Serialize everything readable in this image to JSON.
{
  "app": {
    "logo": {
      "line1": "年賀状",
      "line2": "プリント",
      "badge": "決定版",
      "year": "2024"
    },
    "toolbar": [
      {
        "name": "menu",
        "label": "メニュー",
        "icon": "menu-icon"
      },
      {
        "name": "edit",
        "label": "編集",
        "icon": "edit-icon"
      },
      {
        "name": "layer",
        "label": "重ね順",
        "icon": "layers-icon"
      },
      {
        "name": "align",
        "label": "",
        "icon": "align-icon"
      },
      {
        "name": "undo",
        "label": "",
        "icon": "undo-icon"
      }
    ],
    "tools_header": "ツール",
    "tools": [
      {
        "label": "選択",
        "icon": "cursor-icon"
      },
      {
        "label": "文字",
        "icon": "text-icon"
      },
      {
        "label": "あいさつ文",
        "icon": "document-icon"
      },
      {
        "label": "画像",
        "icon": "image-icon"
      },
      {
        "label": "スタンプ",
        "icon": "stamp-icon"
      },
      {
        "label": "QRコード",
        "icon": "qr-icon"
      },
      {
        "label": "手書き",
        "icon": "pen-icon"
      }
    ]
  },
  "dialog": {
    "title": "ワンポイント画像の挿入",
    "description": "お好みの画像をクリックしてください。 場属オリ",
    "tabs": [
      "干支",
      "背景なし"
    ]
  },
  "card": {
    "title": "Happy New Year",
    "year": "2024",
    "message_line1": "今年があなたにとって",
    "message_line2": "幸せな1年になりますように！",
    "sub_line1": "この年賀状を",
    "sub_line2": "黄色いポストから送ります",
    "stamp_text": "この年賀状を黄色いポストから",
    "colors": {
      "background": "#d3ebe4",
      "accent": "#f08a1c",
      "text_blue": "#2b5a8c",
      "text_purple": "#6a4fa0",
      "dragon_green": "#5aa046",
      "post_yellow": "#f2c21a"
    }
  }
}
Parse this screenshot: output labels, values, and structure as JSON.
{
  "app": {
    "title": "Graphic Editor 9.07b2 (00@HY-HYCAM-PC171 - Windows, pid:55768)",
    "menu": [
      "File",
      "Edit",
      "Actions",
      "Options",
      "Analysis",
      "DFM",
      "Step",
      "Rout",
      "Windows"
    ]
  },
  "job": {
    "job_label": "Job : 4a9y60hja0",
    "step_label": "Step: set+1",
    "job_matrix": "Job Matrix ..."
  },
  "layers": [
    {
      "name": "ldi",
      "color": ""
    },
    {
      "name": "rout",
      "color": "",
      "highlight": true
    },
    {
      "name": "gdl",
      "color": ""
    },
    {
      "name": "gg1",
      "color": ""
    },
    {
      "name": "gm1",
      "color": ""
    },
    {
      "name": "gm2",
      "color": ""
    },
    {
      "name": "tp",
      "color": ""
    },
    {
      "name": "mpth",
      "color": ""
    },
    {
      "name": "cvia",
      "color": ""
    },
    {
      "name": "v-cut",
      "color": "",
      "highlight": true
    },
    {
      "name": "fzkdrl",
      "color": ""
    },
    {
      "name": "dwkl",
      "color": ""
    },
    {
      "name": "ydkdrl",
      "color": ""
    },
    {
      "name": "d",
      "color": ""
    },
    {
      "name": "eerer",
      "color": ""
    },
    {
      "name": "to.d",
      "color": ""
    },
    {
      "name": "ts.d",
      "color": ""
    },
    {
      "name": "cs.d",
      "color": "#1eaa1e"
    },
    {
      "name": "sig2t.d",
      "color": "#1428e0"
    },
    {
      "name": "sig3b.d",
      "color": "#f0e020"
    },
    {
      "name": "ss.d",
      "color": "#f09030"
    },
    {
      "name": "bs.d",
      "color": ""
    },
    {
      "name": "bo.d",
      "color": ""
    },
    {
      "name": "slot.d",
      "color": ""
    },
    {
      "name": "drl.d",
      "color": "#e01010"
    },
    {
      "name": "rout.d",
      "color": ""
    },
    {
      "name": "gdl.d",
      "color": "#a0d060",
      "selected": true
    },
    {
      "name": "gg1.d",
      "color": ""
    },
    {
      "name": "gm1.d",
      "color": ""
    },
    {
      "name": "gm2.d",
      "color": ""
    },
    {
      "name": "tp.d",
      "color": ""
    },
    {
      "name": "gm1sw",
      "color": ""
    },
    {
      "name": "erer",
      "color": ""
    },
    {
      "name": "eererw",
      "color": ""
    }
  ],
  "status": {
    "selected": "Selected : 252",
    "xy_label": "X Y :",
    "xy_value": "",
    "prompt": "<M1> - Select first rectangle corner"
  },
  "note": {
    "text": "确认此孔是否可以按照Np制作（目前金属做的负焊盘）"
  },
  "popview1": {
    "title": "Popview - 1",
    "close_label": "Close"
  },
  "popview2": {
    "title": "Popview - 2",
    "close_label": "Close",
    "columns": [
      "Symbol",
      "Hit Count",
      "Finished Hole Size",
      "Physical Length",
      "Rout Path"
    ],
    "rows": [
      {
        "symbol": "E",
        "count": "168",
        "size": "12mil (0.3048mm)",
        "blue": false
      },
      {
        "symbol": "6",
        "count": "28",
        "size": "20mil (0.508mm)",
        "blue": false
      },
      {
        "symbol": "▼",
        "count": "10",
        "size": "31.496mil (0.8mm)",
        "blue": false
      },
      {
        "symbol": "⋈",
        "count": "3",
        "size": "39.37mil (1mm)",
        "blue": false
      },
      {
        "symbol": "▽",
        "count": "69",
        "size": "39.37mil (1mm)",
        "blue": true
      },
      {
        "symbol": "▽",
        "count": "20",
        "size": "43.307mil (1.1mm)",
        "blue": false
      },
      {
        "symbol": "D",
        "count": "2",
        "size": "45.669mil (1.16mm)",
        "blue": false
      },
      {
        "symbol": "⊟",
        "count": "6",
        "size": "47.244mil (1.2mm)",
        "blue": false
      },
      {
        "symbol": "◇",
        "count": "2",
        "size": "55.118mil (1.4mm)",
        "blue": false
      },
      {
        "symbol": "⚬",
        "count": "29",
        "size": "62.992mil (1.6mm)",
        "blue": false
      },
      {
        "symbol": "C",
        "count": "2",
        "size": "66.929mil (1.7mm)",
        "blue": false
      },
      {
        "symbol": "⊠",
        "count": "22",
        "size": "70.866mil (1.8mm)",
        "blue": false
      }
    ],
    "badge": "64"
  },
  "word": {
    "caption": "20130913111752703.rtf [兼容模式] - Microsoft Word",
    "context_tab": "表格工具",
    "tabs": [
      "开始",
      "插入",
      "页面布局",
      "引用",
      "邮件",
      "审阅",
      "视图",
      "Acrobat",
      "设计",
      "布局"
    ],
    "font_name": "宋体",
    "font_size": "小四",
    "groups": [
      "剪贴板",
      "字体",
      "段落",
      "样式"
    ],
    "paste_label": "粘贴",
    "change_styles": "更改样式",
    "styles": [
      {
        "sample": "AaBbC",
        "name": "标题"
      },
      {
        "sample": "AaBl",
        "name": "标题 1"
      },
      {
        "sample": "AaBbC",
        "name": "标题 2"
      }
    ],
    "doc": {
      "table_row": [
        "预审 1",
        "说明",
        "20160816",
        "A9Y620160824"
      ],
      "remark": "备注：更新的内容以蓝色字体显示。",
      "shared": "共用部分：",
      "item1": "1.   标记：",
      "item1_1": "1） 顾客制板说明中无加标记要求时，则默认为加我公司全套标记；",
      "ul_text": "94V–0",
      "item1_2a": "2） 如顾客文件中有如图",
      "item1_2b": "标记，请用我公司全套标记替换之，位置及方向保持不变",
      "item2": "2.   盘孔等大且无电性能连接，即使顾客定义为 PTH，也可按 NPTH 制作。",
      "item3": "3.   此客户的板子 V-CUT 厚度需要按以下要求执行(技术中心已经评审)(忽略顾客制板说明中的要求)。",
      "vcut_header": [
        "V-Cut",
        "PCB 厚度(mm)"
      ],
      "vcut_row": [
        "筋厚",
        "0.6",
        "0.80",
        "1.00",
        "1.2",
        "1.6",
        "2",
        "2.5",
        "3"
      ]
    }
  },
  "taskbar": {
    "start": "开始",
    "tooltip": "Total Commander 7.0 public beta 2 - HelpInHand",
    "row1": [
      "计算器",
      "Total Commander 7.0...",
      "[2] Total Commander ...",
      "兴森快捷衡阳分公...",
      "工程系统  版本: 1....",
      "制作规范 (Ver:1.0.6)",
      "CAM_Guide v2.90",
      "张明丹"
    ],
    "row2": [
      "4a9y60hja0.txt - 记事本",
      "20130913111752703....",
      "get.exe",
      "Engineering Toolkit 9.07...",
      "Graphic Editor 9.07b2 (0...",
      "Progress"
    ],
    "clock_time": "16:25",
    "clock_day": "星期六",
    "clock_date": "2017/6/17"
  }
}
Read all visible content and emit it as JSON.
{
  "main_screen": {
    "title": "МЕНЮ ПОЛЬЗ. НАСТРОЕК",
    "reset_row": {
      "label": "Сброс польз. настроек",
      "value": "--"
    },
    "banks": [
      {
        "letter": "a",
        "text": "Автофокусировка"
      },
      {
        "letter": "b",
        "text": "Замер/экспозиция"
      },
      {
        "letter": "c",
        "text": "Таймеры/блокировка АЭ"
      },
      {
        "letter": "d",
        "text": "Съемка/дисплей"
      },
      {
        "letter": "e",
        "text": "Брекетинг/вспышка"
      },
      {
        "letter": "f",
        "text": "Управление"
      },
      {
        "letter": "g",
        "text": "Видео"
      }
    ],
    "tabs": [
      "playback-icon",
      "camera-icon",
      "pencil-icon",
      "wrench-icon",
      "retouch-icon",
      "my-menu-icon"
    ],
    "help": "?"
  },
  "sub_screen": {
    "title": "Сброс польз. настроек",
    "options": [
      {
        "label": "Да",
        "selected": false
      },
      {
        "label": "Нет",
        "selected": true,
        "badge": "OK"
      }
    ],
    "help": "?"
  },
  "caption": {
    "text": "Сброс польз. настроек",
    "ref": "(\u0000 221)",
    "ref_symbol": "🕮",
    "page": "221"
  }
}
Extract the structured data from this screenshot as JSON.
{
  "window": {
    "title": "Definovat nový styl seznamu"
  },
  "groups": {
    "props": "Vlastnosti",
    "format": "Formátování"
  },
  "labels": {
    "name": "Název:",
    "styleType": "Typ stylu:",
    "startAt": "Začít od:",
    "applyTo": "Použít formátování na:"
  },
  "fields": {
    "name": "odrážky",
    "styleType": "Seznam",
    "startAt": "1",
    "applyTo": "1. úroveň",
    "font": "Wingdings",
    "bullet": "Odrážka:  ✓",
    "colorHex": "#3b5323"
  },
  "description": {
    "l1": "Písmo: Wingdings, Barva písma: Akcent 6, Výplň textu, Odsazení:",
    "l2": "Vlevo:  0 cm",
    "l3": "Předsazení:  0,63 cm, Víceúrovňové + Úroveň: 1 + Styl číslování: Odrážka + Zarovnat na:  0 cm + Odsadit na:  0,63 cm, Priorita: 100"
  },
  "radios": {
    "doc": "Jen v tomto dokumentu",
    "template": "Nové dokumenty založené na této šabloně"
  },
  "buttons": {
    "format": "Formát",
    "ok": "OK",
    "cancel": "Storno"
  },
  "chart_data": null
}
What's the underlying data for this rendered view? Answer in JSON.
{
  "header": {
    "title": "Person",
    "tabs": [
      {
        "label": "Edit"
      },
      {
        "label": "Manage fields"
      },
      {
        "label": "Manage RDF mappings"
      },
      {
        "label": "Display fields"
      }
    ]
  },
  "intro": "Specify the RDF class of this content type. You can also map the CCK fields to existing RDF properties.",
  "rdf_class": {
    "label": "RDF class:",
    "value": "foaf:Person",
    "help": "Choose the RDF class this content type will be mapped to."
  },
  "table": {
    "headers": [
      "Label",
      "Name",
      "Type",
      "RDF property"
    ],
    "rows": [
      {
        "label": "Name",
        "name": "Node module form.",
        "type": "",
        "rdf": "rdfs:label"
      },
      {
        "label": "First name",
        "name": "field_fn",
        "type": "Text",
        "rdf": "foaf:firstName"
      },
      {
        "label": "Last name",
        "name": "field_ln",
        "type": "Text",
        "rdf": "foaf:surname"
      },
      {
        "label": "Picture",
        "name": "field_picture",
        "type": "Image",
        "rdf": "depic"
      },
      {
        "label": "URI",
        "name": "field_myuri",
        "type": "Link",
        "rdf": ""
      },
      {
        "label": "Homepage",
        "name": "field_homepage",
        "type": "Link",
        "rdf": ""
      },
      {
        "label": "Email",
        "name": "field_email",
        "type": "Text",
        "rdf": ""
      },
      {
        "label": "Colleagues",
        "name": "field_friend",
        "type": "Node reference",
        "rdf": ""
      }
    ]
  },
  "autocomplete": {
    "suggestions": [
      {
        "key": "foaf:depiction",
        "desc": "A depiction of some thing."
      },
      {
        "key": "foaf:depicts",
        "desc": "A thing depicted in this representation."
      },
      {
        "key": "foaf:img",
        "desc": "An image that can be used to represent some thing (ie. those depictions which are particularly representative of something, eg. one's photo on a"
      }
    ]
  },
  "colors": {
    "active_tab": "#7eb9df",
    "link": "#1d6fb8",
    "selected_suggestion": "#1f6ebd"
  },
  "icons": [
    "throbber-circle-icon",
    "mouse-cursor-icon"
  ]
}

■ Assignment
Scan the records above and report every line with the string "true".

■ Solution to the problem
      "highlight": true
      "highlight": true
      "selected": true
        "blue": true
        "selected": true,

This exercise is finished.